But this has been a year to drain a person's optimism. This summer actress Leslie Jones went through such an outrageously ugly torrent of disgusting racist and sexist abuse that she briefly left Twitter — right at the height of an otherwise peak moment in her career.
At least she got to turn her whole fiasco — which included a hacking of her site — into an Emmy joke this past weekend, telling the representatives from Ernst & Young, "Since you good at keeping things safe, I got a job for you: My Twitter account. Put that in the vault, please."
Last month Fifth Harmony's Normani Kordei took a leave from Twitter after she said she'd been "racially cyber bullied with tweets and pictures so horrific and racially charged that I can’t subject myself any longer to the hate."
Like others, including Arthur Chu, who's written eloquently of his Twitter ambivalence, I've taken my share of mental health breaks. Last year I went on a social-media fast that helped me gain balance and serenity in my online life. And last month I went on a weeklong vacation and barely looked online at all the whole time.
But this time when I returned, I didn't feel as eager to see the familiar faces who enlighten and entertain. I just dreaded the inevitable nastiness. I didn't have to wait long to get it. And when another female writer posted that if Twitter didn't take more dramatic action to curtail abuse, she doubted that she'd still be active on it a year from now, I thought, What am I waiting for?
Then last week, I woke up one morning to some not especially egregious but definitely hostile overnight reactions to something I'd written and decided I'd had enough. Always late to the quitting Twitter trend, that's me.
I am strict in my online curation and I am grateful for the filter option that does somewhat effectively screen out what Twitter calls "lower-quality content." I'm not interested in getting in fights or RTing the haters, and I don't care to follow people who do. I block robustly. But the ugliness of this year, the pure, gloves-off hatred on constant display — and God knows, not just on Twitter — is not healthy for anybody to voluntarily put up with unchecked.
In July, author Jessica Valenti announced on Twitter, "This morning I woke up to a rape and death threat directed at my 5 year old daughter. That this is part of my work life is unacceptable. . . . Law enforcement needs to get their shit together on online threats. Social media companies need to f__king do something."
Valenti continued: "In the meantime, I'm taking a break from social media. I don't know how long. I just know that I can't live like this. It's too much."
She returned to Twitter earlier this month. As someone who's been told her daughters deserve to be raped, I understand why she left. And I get why she returned, too. There's a lot about Twitter and social media in general, that's terrific. But as Andrew Sullivan writes this week of his reasons for a digital detox, sometimes enough is just enough.
I am genuinely concerned about what happens when reasonably normal, non-screaming people — especially people who aren't white males — abandon a conversation. I think a lot about the potential consequences of social media being overrun with bullies. And I'm from New Jersey; nobody pushes me around.

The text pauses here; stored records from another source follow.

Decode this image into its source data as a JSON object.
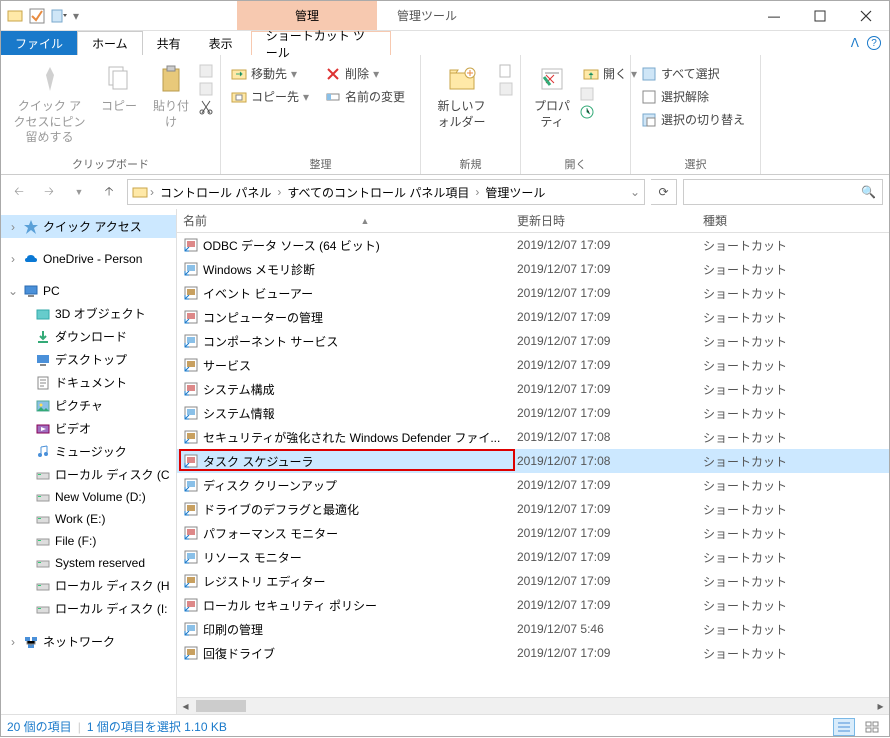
{
  "window": {
    "contextual_title": "管理",
    "title": "管理ツール"
  },
  "tabs": {
    "file": "ファイル",
    "home": "ホーム",
    "share": "共有",
    "view": "表示",
    "contextual": "ショートカット ツール"
  },
  "ribbon": {
    "clipboard": {
      "quick_access": "クイック アクセスにピン留めする",
      "copy": "コピー",
      "paste": "貼り付け",
      "label": "クリップボード"
    },
    "organize": {
      "move_to": "移動先",
      "copy_to": "コピー先",
      "delete": "削除",
      "rename": "名前の変更",
      "label": "整理"
    },
    "new": {
      "new_folder": "新しいフォルダー",
      "label": "新規"
    },
    "open": {
      "properties": "プロパティ",
      "open": "開く",
      "label": "開く"
    },
    "select": {
      "select_all": "すべて選択",
      "deselect": "選択解除",
      "invert": "選択の切り替え",
      "label": "選択"
    }
  },
  "breadcrumb": {
    "items": [
      "コントロール パネル",
      "すべてのコントロール パネル項目",
      "管理ツール"
    ]
  },
  "nav": {
    "quick_access": "クイック アクセス",
    "onedrive": "OneDrive - Person",
    "pc": "PC",
    "pc_items": [
      "3D オブジェクト",
      "ダウンロード",
      "デスクトップ",
      "ドキュメント",
      "ピクチャ",
      "ビデオ",
      "ミュージック",
      "ローカル ディスク (C",
      "New Volume (D:)",
      "Work (E:)",
      "File (F:)",
      "System reserved",
      "ローカル ディスク (H",
      "ローカル ディスク (I:"
    ],
    "network": "ネットワーク"
  },
  "columns": {
    "name": "名前",
    "date": "更新日時",
    "type": "種類"
  },
  "files": [
    {
      "name": "ODBC データ ソース (64 ビット)",
      "date": "2019/12/07 17:09",
      "type": "ショートカット"
    },
    {
      "name": "Windows メモリ診断",
      "date": "2019/12/07 17:09",
      "type": "ショートカット"
    },
    {
      "name": "イベント ビューアー",
      "date": "2019/12/07 17:09",
      "type": "ショートカット"
    },
    {
      "name": "コンピューターの管理",
      "date": "2019/12/07 17:09",
      "type": "ショートカット"
    },
    {
      "name": "コンポーネント サービス",
      "date": "2019/12/07 17:09",
      "type": "ショートカット"
    },
    {
      "name": "サービス",
      "date": "2019/12/07 17:09",
      "type": "ショートカット"
    },
    {
      "name": "システム構成",
      "date": "2019/12/07 17:09",
      "type": "ショートカット"
    },
    {
      "name": "システム情報",
      "date": "2019/12/07 17:09",
      "type": "ショートカット"
    },
    {
      "name": "セキュリティが強化された Windows Defender ファイ...",
      "date": "2019/12/07 17:08",
      "type": "ショートカット"
    },
    {
      "name": "タスク スケジューラ",
      "date": "2019/12/07 17:08",
      "type": "ショートカット",
      "selected": true,
      "highlight": true
    },
    {
      "name": "ディスク クリーンアップ",
      "date": "2019/12/07 17:09",
      "type": "ショートカット"
    },
    {
      "name": "ドライブのデフラグと最適化",
      "date": "2019/12/07 17:09",
      "type": "ショートカット"
    },
    {
      "name": "パフォーマンス モニター",
      "date": "2019/12/07 17:09",
      "type": "ショートカット"
    },
    {
      "name": "リソース モニター",
      "date": "2019/12/07 17:09",
      "type": "ショートカット"
    },
    {
      "name": "レジストリ エディター",
      "date": "2019/12/07 17:09",
      "type": "ショートカット"
    },
    {
      "name": "ローカル セキュリティ ポリシー",
      "date": "2019/12/07 17:09",
      "type": "ショートカット"
    },
    {
      "name": "印刷の管理",
      "date": "2019/12/07 5:46",
      "type": "ショートカット"
    },
    {
      "name": "回復ドライブ",
      "date": "2019/12/07 17:09",
      "type": "ショートカット"
    }
  ],
  "status": {
    "count": "20 個の項目",
    "selection": "1 個の項目を選択 1.10 KB"
  }
}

After having spent 20 years in online communities, I also understand that keeping the trolls at bay is a job even Hodor couldn't handle and that this one lady's absence isn't a movement. But I've spent my adult life trying, in my own small way, to be more signal than noise. And being persistently subjected to threats and abuse and just plain idiot drool is not what one would call a "user-friendly" experience, nor is it, by the way, what the founding fathers had in mind with the freedom of speech thing.

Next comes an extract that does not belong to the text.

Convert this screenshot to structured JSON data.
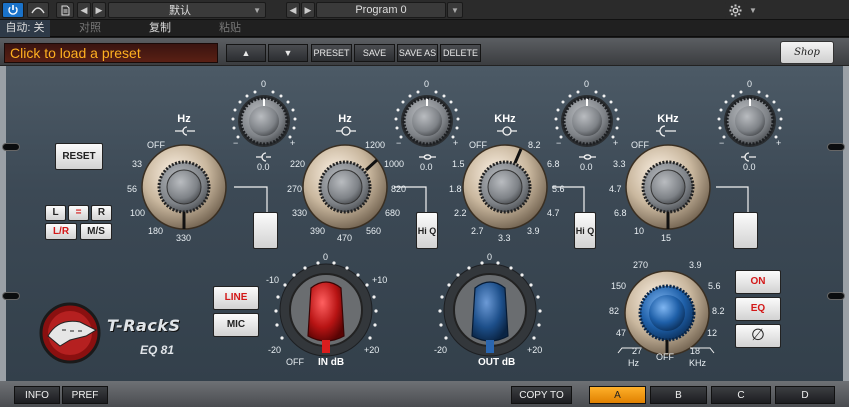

I wouldn't keep going to a restaurant that yes, often has great food but also regularly serves up plates of garbage. And when a business fails its customers, the customers leave.